For example, several years ago I asked a relative to teach me how to crochet (pronounced Crow-Shay).  Crocheting is a little bit like knitting except that you use a little hook to pull the yarn in and out.  In my opinion it is also quite a bit faster than knitting.

I learned how to crochet, and then made a hat.  I gave it as a Christmas gift.  Then I started making dishcloths, which are fairly easy, because they are just a big square.  I started learning different tricks about how to make hats and cloths look better.  I also taught myself to do a border around the edges, which makes it look much more finished.  I started selling dishcloths and I sold a lot.  I was able to show customers the different colours of yarn I had, and then I could make custom made dishcloths.

There are lots of things you can make or grow to sell to other people.  But you don’t have to sell stuff.  Instead of selling something, you might be able to trade it for something else.  I traded one of my homemade hats to a friend for a hat that had his business logo on it.  Or you can trade something in return for an experience.

If you live on a farm maybe you could raise animals (like chickens or turkeys).  Or if you don’t have enough space for animals, you might be able to grow flowers, vegetables, or fruit.  Or maybe you will find that it is easier to learn to make something (like dishcloths) that you can make while sitting still.

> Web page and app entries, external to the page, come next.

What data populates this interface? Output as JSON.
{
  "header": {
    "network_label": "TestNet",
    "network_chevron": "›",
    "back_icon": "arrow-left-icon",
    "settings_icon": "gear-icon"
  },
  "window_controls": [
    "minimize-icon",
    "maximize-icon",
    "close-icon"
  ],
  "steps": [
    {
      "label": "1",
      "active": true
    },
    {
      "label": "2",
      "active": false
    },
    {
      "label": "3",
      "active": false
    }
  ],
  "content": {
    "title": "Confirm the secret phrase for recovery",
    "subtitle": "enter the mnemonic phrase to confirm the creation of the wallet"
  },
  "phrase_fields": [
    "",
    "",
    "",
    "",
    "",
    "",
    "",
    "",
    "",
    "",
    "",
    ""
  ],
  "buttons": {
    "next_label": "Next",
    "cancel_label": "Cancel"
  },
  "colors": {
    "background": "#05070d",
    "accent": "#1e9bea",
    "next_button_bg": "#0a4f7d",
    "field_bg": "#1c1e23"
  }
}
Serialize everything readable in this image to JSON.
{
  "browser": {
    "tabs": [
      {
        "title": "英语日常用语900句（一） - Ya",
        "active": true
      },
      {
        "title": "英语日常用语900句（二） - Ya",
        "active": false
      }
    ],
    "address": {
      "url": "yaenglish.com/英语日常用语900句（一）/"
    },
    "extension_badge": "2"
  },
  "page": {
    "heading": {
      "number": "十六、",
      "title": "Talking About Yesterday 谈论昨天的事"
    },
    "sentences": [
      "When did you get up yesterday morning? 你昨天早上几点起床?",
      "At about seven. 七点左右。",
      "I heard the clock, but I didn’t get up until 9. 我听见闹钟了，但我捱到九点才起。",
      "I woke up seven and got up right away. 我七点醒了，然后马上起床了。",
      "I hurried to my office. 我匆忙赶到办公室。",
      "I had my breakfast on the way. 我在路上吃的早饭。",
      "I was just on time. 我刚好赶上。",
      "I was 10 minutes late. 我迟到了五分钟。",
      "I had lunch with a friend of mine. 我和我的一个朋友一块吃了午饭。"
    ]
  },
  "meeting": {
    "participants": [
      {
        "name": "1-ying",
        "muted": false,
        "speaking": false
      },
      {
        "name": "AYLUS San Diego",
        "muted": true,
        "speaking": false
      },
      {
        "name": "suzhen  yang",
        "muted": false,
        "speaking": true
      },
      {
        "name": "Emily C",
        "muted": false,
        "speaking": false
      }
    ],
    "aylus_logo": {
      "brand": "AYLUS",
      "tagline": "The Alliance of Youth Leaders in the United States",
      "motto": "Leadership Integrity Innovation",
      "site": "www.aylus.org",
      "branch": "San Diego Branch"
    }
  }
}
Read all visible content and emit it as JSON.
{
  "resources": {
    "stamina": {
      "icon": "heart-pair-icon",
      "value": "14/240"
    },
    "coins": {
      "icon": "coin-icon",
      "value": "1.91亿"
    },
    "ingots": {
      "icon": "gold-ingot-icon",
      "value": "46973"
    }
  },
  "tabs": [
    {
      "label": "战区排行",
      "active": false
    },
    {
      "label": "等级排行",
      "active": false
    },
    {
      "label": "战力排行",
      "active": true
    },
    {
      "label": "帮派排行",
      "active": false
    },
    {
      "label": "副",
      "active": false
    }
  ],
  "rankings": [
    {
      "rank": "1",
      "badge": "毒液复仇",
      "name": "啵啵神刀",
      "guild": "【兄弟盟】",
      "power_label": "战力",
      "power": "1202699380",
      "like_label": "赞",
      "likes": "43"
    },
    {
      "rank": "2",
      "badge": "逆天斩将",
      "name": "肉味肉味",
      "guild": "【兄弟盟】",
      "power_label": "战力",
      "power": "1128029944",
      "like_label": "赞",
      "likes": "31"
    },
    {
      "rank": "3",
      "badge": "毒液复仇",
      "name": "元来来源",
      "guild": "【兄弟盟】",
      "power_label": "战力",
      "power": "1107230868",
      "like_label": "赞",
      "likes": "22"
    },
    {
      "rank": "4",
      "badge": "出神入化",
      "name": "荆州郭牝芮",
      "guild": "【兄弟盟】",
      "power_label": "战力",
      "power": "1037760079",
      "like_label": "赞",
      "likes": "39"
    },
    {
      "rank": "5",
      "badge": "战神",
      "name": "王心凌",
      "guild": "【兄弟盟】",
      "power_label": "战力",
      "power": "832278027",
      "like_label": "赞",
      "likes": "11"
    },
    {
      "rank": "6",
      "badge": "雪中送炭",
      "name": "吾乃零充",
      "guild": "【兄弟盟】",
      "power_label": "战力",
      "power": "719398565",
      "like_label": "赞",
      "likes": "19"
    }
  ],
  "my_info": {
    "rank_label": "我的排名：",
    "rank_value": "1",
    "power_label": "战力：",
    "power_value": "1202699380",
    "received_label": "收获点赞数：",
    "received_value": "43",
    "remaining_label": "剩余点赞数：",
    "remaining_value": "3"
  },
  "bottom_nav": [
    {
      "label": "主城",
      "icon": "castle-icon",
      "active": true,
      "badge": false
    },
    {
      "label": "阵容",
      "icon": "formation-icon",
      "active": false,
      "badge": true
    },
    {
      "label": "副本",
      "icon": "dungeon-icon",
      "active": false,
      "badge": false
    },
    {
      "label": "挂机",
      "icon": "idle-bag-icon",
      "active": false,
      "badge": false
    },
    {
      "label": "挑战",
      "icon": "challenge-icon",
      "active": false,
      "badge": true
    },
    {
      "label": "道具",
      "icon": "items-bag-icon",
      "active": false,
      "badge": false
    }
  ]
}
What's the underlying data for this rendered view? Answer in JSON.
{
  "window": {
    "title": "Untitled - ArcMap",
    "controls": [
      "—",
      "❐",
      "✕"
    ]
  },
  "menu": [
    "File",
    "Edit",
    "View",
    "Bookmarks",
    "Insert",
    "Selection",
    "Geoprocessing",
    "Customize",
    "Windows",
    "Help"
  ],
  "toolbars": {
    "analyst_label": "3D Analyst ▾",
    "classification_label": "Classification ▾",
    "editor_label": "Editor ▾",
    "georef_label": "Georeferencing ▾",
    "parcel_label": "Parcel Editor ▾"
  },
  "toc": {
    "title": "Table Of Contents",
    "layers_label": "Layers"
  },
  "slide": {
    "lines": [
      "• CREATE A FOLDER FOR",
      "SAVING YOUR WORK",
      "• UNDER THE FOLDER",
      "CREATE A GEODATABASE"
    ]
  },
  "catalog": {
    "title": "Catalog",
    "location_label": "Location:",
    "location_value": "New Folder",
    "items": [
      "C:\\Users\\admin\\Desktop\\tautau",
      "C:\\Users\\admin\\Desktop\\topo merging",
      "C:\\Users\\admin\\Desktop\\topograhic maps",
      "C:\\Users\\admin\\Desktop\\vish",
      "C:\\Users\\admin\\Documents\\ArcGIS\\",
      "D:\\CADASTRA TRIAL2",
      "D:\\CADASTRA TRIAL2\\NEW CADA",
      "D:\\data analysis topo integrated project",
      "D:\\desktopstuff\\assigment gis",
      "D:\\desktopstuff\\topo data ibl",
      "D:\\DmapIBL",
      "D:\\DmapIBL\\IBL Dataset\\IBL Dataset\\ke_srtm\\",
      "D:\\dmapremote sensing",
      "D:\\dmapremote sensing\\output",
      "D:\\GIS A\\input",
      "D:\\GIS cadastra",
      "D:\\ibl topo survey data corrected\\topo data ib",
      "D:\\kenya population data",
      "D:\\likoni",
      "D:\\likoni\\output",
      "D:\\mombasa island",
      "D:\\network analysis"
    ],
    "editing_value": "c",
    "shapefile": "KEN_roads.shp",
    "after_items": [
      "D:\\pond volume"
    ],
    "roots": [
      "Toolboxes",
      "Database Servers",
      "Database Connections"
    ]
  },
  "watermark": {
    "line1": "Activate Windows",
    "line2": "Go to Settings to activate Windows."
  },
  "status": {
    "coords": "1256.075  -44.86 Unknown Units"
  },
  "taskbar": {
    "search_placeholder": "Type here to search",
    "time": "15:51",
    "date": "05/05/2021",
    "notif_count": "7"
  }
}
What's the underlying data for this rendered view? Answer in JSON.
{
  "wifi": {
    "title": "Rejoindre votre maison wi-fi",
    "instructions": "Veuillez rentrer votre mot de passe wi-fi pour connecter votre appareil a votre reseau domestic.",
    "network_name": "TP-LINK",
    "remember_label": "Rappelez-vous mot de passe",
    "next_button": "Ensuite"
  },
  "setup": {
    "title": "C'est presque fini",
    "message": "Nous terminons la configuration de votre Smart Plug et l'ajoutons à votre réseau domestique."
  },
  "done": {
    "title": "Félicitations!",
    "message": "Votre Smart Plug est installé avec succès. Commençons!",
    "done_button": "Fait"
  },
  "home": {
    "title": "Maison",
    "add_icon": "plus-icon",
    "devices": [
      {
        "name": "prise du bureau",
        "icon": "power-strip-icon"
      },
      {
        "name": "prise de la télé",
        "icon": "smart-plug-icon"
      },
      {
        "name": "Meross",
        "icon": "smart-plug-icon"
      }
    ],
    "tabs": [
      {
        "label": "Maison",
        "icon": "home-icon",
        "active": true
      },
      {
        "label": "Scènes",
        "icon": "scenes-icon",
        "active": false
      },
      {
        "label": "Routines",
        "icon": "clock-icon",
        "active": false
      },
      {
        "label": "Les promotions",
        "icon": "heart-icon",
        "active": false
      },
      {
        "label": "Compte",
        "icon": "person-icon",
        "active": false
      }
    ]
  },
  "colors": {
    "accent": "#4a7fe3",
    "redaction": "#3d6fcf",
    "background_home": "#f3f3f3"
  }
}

Depending on where you live, the laws and regulations will be different about whether of not you can sell certain goods.

You don’t have to make something, either.  In the city, you could shovel other people’s driveways, rake leaves, or mow lawns.

There are tons of ways to make money, wherever you live!